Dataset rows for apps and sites
- - -

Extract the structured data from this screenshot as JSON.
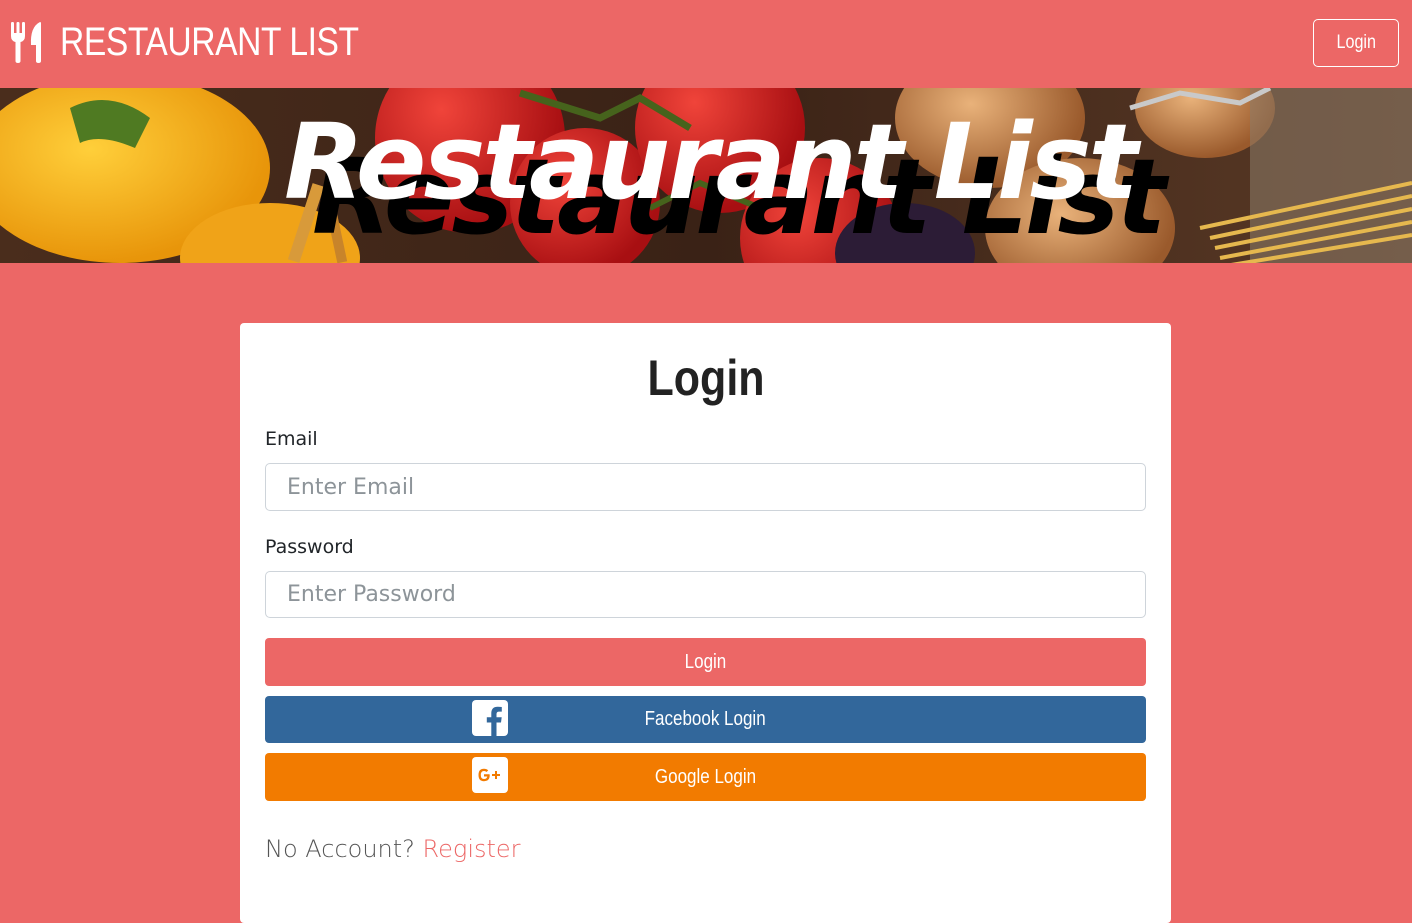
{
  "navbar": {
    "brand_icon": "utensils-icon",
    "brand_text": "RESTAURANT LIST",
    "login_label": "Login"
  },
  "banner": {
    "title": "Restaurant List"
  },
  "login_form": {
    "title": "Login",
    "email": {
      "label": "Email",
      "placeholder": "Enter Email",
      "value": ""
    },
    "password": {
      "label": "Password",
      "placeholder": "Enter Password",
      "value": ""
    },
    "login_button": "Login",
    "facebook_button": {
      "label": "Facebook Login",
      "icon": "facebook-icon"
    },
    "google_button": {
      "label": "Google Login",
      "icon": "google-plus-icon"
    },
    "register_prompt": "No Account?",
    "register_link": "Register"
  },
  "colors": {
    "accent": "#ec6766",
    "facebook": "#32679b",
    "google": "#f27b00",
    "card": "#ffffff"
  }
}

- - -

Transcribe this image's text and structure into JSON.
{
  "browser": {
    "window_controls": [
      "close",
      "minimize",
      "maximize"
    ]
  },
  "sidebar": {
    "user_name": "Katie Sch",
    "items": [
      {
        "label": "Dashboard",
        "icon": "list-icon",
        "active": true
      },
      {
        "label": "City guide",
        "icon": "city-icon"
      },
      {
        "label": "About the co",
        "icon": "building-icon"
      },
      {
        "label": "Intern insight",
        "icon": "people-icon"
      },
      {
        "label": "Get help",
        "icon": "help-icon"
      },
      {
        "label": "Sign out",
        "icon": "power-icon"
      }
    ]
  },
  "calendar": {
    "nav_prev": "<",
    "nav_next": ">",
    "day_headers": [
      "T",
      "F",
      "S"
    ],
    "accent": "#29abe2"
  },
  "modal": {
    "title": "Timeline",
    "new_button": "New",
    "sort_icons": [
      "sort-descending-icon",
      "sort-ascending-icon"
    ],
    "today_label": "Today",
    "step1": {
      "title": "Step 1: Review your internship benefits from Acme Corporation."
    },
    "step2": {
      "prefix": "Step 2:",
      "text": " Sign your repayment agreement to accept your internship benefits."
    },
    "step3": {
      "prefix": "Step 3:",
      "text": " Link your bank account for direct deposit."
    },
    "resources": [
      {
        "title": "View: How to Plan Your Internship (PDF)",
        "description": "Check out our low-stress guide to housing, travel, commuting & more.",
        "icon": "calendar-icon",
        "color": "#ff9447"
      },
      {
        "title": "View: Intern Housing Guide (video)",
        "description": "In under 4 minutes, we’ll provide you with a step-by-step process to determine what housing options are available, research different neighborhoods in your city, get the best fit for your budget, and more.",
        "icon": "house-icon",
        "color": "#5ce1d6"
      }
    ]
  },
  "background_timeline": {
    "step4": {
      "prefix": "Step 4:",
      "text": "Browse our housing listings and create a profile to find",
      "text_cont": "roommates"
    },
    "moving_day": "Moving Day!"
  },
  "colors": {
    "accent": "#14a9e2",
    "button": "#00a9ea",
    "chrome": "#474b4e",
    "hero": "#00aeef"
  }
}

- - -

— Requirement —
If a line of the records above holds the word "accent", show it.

— Exercise response —
    "accent": "#ec6766",
    "accent": "#29abe2"
    "accent": "#14a9e2",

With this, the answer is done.